> **Activity**: Report back each line of the records that contains the string "Trámites".

> **Exercise data**:
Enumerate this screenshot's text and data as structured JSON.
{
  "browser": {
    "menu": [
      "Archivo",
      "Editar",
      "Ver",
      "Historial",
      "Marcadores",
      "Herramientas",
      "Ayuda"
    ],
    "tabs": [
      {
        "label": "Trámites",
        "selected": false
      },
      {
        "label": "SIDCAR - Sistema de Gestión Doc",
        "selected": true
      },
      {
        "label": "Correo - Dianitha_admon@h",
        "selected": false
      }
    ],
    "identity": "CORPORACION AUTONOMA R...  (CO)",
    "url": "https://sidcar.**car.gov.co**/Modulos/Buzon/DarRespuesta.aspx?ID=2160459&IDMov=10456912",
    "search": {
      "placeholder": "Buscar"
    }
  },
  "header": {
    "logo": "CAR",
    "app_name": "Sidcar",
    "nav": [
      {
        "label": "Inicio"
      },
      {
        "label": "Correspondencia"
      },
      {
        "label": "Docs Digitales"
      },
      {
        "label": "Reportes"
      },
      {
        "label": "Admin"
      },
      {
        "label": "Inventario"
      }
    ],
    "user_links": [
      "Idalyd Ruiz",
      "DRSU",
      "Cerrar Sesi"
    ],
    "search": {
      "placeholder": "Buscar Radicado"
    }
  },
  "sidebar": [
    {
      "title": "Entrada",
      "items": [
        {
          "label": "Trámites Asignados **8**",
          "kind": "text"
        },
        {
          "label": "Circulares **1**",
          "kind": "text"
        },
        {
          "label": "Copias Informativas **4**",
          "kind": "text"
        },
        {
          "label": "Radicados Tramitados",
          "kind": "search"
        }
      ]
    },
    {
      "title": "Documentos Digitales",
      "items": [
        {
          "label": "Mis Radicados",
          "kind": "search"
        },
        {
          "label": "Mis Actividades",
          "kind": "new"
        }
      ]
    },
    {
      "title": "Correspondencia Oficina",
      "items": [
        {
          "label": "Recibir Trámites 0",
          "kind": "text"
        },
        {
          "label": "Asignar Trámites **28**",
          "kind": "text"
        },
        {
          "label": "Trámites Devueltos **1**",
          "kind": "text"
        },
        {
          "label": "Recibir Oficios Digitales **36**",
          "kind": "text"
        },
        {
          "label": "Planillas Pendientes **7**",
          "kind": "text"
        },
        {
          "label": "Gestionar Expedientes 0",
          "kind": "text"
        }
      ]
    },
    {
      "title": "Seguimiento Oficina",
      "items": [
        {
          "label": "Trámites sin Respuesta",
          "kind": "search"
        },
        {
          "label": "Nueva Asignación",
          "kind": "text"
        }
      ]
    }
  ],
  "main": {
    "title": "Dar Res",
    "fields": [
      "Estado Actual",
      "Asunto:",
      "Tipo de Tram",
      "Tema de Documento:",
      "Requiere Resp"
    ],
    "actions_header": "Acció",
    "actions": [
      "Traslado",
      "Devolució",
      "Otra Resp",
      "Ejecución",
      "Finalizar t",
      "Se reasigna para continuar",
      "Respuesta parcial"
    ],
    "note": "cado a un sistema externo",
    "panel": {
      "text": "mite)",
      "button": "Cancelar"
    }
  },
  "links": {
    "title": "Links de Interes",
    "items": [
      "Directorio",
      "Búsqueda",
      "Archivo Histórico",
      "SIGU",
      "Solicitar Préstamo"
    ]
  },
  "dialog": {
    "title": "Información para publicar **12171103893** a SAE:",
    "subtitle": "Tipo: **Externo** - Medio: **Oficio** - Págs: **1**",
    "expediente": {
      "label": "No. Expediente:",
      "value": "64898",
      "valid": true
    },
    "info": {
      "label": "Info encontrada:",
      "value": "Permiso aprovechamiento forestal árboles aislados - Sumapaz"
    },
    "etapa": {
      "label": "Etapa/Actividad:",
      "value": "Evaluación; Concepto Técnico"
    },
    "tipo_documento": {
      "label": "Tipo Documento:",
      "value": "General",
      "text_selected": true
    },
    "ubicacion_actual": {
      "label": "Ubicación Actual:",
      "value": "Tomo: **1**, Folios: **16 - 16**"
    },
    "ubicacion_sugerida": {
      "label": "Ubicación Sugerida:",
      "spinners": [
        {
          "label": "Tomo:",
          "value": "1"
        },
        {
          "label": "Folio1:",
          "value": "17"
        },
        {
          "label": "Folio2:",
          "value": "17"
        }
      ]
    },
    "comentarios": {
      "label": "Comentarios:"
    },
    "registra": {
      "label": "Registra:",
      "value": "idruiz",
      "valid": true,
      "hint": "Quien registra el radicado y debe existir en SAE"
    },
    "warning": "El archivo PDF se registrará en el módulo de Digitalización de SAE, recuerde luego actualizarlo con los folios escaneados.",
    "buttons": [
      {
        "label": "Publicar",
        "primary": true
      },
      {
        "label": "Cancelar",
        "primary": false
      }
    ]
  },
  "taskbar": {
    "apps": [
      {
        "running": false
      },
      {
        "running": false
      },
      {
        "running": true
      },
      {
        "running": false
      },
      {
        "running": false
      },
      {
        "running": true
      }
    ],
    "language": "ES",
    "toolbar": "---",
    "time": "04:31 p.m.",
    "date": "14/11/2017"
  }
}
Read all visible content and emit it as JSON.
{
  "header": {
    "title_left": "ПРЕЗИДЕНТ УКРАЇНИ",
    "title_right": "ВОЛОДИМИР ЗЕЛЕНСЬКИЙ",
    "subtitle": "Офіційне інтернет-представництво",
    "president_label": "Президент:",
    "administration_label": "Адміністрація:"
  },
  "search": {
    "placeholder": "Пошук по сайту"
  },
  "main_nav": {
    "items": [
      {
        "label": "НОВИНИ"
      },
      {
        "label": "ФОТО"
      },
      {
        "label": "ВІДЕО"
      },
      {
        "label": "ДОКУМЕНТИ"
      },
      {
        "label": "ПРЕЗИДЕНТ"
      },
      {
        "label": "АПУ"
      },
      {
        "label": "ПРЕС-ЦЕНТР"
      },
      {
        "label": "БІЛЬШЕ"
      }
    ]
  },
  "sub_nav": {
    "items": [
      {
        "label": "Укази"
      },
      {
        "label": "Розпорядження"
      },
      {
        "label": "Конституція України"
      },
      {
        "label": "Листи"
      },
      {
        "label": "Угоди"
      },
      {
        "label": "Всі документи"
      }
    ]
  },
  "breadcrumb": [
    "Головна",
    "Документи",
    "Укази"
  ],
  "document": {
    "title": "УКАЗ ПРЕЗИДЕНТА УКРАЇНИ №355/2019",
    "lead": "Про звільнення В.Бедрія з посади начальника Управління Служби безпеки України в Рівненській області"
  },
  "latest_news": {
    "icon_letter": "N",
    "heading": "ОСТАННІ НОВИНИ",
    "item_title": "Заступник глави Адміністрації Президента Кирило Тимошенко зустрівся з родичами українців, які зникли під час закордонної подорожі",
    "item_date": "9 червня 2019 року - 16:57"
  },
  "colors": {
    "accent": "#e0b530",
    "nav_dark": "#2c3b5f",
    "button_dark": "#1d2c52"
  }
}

> **Task result**:
        "label": "Trámites",
          "label": "Trámites Asignados **8**",
          "label": "Recibir Trámites 0",
          "label": "Asignar Trámites **28**",
          "label": "Trámites Devueltos **1**",
          "label": "Trámites sin Respuesta",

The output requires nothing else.